▶ **Listed entries**:

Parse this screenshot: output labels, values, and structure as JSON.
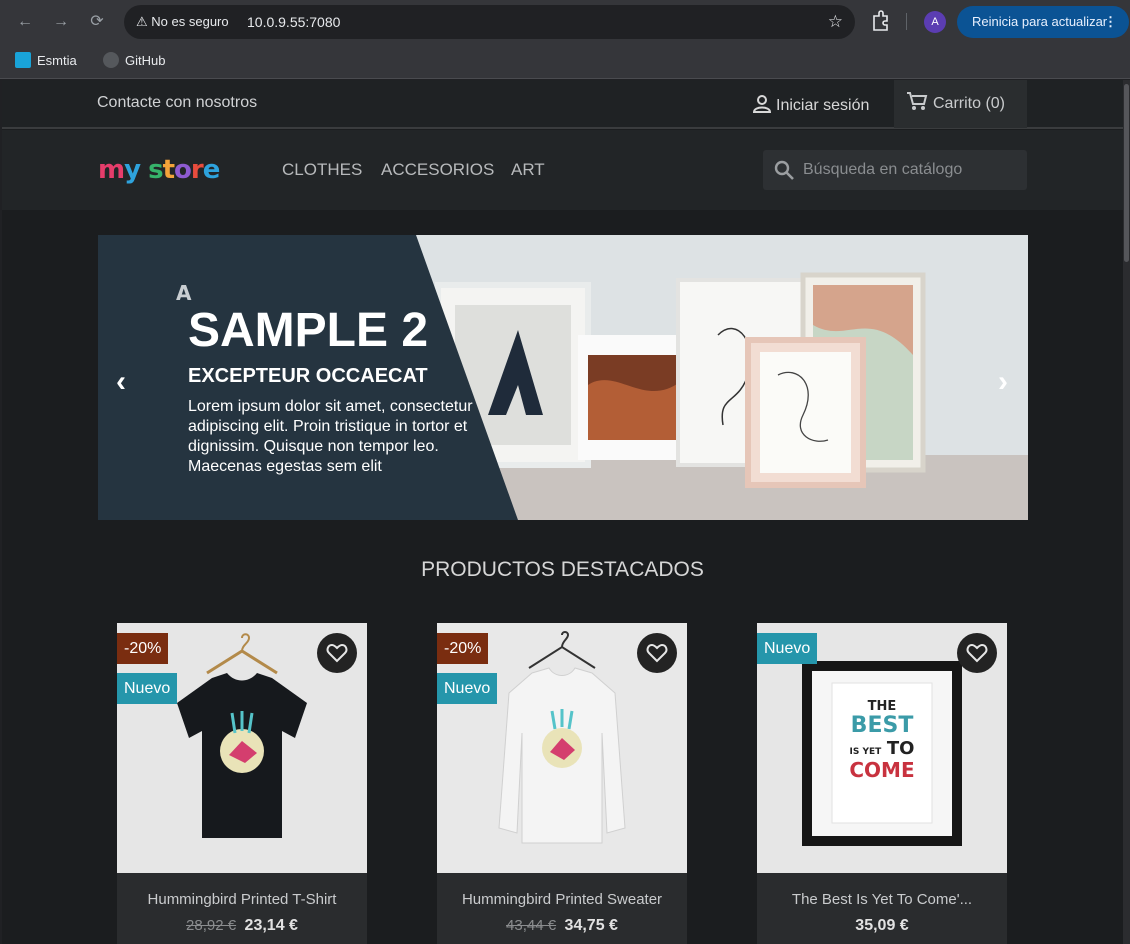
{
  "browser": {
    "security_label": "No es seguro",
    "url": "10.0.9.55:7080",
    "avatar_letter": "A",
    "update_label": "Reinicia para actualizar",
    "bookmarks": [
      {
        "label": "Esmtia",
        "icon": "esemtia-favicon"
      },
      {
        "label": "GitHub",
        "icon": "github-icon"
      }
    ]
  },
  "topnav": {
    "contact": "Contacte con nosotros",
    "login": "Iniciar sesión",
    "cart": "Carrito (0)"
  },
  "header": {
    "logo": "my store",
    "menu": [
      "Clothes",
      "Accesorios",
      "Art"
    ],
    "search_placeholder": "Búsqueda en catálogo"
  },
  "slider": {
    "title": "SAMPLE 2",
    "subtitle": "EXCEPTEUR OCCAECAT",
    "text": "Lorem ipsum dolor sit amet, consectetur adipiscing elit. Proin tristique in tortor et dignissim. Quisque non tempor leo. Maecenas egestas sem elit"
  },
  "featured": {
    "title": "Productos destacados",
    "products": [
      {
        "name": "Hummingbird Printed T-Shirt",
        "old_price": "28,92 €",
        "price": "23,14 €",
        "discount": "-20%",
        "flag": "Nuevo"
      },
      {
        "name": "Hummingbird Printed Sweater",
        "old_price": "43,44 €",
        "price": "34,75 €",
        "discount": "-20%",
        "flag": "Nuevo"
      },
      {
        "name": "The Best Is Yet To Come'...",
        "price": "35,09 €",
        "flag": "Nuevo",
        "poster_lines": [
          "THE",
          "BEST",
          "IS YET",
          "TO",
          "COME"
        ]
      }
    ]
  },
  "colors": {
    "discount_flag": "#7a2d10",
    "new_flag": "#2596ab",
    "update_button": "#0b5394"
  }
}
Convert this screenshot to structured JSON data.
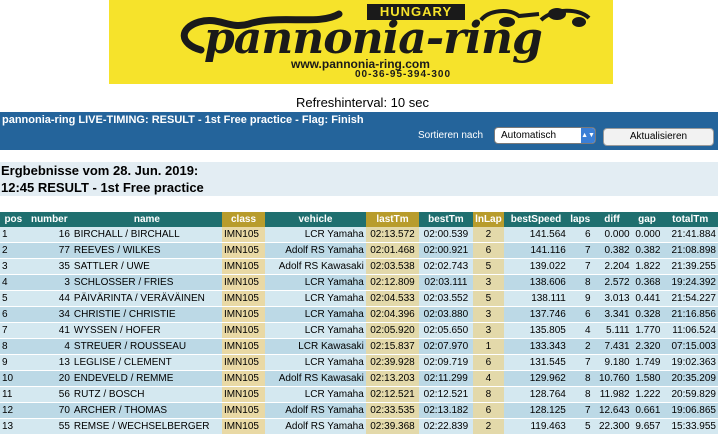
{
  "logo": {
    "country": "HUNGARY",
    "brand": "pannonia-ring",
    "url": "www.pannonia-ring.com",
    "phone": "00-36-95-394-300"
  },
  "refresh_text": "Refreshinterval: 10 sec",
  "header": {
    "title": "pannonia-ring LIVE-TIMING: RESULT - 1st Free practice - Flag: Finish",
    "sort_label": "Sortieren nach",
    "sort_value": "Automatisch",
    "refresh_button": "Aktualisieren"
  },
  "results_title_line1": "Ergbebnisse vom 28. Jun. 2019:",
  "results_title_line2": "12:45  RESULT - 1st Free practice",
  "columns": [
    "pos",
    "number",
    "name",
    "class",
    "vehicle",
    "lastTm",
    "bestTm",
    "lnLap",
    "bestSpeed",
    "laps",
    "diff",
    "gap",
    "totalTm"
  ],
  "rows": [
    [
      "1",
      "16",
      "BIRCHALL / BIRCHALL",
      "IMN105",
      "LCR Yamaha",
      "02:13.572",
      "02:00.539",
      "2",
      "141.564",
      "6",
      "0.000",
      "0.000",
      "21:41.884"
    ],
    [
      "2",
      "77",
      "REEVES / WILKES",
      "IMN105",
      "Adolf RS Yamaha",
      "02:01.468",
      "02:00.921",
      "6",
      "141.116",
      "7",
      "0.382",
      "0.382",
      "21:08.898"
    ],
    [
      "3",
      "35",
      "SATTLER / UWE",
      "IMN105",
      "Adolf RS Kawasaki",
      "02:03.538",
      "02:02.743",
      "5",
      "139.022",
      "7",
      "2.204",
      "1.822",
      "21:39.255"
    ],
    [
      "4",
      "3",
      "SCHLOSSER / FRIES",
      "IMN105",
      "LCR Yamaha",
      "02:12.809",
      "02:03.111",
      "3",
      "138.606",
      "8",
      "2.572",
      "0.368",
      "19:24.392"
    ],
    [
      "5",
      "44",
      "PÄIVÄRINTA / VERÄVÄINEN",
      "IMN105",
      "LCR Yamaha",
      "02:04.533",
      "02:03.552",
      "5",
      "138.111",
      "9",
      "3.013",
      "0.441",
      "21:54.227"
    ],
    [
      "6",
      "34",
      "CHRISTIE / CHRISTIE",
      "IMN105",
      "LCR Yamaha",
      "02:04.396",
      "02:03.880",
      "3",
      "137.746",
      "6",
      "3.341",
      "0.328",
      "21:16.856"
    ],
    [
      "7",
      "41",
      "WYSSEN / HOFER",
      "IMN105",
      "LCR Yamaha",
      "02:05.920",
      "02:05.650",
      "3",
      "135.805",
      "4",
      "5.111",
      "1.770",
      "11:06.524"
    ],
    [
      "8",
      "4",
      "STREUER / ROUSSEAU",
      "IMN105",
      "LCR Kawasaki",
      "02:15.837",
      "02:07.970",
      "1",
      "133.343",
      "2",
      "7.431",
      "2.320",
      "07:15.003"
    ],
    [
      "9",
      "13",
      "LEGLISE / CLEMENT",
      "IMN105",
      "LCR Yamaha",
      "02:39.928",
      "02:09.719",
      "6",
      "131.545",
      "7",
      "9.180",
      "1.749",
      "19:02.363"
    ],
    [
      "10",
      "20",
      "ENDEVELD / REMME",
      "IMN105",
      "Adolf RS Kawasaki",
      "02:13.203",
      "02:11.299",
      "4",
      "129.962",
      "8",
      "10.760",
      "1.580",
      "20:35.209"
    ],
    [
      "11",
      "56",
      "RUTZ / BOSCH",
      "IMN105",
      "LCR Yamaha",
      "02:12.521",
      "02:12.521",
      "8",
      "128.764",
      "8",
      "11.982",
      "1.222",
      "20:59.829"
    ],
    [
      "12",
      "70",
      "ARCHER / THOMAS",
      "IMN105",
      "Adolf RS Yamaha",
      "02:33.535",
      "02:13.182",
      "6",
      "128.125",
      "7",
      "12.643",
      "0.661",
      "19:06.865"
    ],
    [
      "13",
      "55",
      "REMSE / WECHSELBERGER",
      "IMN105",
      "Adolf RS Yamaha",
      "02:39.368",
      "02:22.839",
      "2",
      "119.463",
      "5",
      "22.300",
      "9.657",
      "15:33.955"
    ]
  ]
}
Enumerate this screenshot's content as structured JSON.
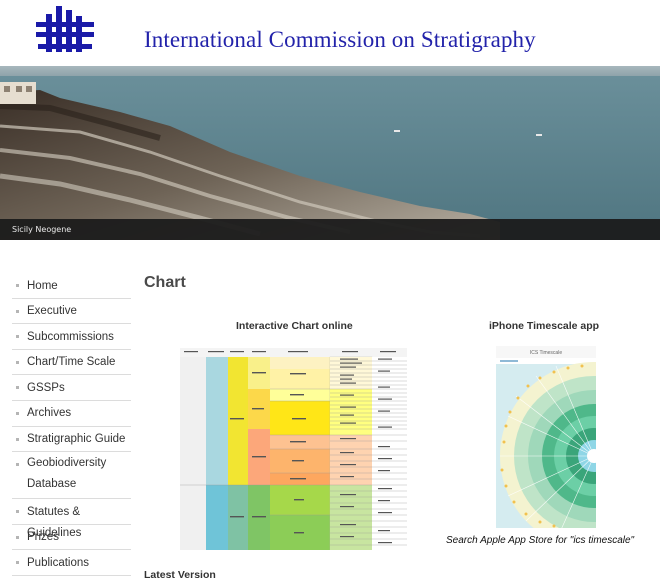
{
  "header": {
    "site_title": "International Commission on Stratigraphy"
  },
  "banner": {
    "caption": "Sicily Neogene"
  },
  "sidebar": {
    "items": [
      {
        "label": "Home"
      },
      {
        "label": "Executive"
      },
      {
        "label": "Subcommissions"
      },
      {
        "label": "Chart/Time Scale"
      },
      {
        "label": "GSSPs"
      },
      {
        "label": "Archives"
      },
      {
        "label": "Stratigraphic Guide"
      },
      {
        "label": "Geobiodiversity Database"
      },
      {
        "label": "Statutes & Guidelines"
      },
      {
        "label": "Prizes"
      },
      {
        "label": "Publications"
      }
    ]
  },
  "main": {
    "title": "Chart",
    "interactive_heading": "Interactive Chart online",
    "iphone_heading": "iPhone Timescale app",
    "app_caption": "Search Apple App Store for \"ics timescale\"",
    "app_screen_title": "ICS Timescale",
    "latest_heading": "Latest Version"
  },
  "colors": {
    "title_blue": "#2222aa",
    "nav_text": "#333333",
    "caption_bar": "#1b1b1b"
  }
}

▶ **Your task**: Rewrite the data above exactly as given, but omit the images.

▶ **Output below**:
Parse this screenshot: output labels, values, and structure as JSON.
{
  "browser": {
    "security_label": "No es seguro",
    "url": "10.0.9.55:7080",
    "avatar_letter": "A",
    "update_label": "Reinicia para actualizar",
    "bookmarks": [
      {
        "label": "Esmtia",
        "icon": "esemtia-favicon"
      },
      {
        "label": "GitHub",
        "icon": "github-icon"
      }
    ]
  },
  "topnav": {
    "contact": "Contacte con nosotros",
    "login": "Iniciar sesión",
    "cart": "Carrito (0)"
  },
  "header": {
    "logo": "my store",
    "menu": [
      "Clothes",
      "Accesorios",
      "Art"
    ],
    "search_placeholder": "Búsqueda en catálogo"
  },
  "slider": {
    "title": "SAMPLE 2",
    "subtitle": "EXCEPTEUR OCCAECAT",
    "text": "Lorem ipsum dolor sit amet, consectetur adipiscing elit. Proin tristique in tortor et dignissim. Quisque non tempor leo. Maecenas egestas sem elit"
  },
  "featured": {
    "title": "Productos destacados",
    "products": [
      {
        "name": "Hummingbird Printed T-Shirt",
        "old_price": "28,92 €",
        "price": "23,14 €",
        "discount": "-20%",
        "flag": "Nuevo"
      },
      {
        "name": "Hummingbird Printed Sweater",
        "old_price": "43,44 €",
        "price": "34,75 €",
        "discount": "-20%",
        "flag": "Nuevo"
      },
      {
        "name": "The Best Is Yet To Come'...",
        "price": "35,09 €",
        "flag": "Nuevo",
        "poster_lines": [
          "THE",
          "BEST",
          "IS YET",
          "TO",
          "COME"
        ]
      }
    ]
  },
  "colors": {
    "discount_flag": "#7a2d10",
    "new_flag": "#2596ab",
    "update_button": "#0b5394"
  }
}
Convert this screenshot to structured JSON data.
{
  "logo": {
    "country": "HUNGARY",
    "brand": "pannonia-ring",
    "url": "www.pannonia-ring.com",
    "phone": "00-36-95-394-300"
  },
  "refresh_text": "Refreshinterval: 10 sec",
  "header": {
    "title": "pannonia-ring LIVE-TIMING: RESULT - 1st Free practice - Flag: Finish",
    "sort_label": "Sortieren nach",
    "sort_value": "Automatisch",
    "refresh_button": "Aktualisieren"
  },
  "results_title_line1": "Ergbebnisse vom 28. Jun. 2019:",
  "results_title_line2": "12:45  RESULT - 1st Free practice",
  "columns": [
    "pos",
    "number",
    "name",
    "class",
    "vehicle",
    "lastTm",
    "bestTm",
    "lnLap",
    "bestSpeed",
    "laps",
    "diff",
    "gap",
    "totalTm"
  ],
  "rows": [
    [
      "1",
      "16",
      "BIRCHALL / BIRCHALL",
      "IMN105",
      "LCR Yamaha",
      "02:13.572",
      "02:00.539",
      "2",
      "141.564",
      "6",
      "0.000",
      "0.000",
      "21:41.884"
    ],
    [
      "2",
      "77",
      "REEVES / WILKES",
      "IMN105",
      "Adolf RS Yamaha",
      "02:01.468",
      "02:00.921",
      "6",
      "141.116",
      "7",
      "0.382",
      "0.382",
      "21:08.898"
    ],
    [
      "3",
      "35",
      "SATTLER / UWE",
      "IMN105",
      "Adolf RS Kawasaki",
      "02:03.538",
      "02:02.743",
      "5",
      "139.022",
      "7",
      "2.204",
      "1.822",
      "21:39.255"
    ],
    [
      "4",
      "3",
      "SCHLOSSER / FRIES",
      "IMN105",
      "LCR Yamaha",
      "02:12.809",
      "02:03.111",
      "3",
      "138.606",
      "8",
      "2.572",
      "0.368",
      "19:24.392"
    ],
    [
      "5",
      "44",
      "PÄIVÄRINTA / VERÄVÄINEN",
      "IMN105",
      "LCR Yamaha",
      "02:04.533",
      "02:03.552",
      "5",
      "138.111",
      "9",
      "3.013",
      "0.441",
      "21:54.227"
    ],
    [
      "6",
      "34",
      "CHRISTIE / CHRISTIE",
      "IMN105",
      "LCR Yamaha",
      "02:04.396",
      "02:03.880",
      "3",
      "137.746",
      "6",
      "3.341",
      "0.328",
      "21:16.856"
    ],
    [
      "7",
      "41",
      "WYSSEN / HOFER",
      "IMN105",
      "LCR Yamaha",
      "02:05.920",
      "02:05.650",
      "3",
      "135.805",
      "4",
      "5.111",
      "1.770",
      "11:06.524"
    ],
    [
      "8",
      "4",
      "STREUER / ROUSSEAU",
      "IMN105",
      "LCR Kawasaki",
      "02:15.837",
      "02:07.970",
      "1",
      "133.343",
      "2",
      "7.431",
      "2.320",
      "07:15.003"
    ],
    [
      "9",
      "13",
      "LEGLISE / CLEMENT",
      "IMN105",
      "LCR Yamaha",
      "02:39.928",
      "02:09.719",
      "6",
      "131.545",
      "7",
      "9.180",
      "1.749",
      "19:02.363"
    ],
    [
      "10",
      "20",
      "ENDEVELD / REMME",
      "IMN105",
      "Adolf RS Kawasaki",
      "02:13.203",
      "02:11.299",
      "4",
      "129.962",
      "8",
      "10.760",
      "1.580",
      "20:35.209"
    ],
    [
      "11",
      "56",
      "RUTZ / BOSCH",
      "IMN105",
      "LCR Yamaha",
      "02:12.521",
      "02:12.521",
      "8",
      "128.764",
      "8",
      "11.982",
      "1.222",
      "20:59.829"
    ],
    [
      "12",
      "70",
      "ARCHER / THOMAS",
      "IMN105",
      "Adolf RS Yamaha",
      "02:33.535",
      "02:13.182",
      "6",
      "128.125",
      "7",
      "12.643",
      "0.661",
      "19:06.865"
    ],
    [
      "13",
      "55",
      "REMSE / WECHSELBERGER",
      "IMN105",
      "Adolf RS Yamaha",
      "02:39.368",
      "02:22.839",
      "2",
      "119.463",
      "5",
      "22.300",
      "9.657",
      "15:33.955"
    ]
  ]
}
Enumerate this screenshot's content as structured JSON.
{
  "header": {
    "site_title": "International Commission on Stratigraphy"
  },
  "banner": {
    "caption": "Sicily Neogene"
  },
  "sidebar": {
    "items": [
      {
        "label": "Home"
      },
      {
        "label": "Executive"
      },
      {
        "label": "Subcommissions"
      },
      {
        "label": "Chart/Time Scale"
      },
      {
        "label": "GSSPs"
      },
      {
        "label": "Archives"
      },
      {
        "label": "Stratigraphic Guide"
      },
      {
        "label": "Geobiodiversity Database"
      },
      {
        "label": "Statutes & Guidelines"
      },
      {
        "label": "Prizes"
      },
      {
        "label": "Publications"
      }
    ]
  },
  "main": {
    "title": "Chart",
    "interactive_heading": "Interactive Chart online",
    "iphone_heading": "iPhone Timescale app",
    "app_caption": "Search Apple App Store for \"ics timescale\"",
    "app_screen_title": "ICS Timescale",
    "latest_heading": "Latest Version"
  },
  "colors": {
    "title_blue": "#2222aa",
    "nav_text": "#333333",
    "caption_bar": "#1b1b1b"
  }
}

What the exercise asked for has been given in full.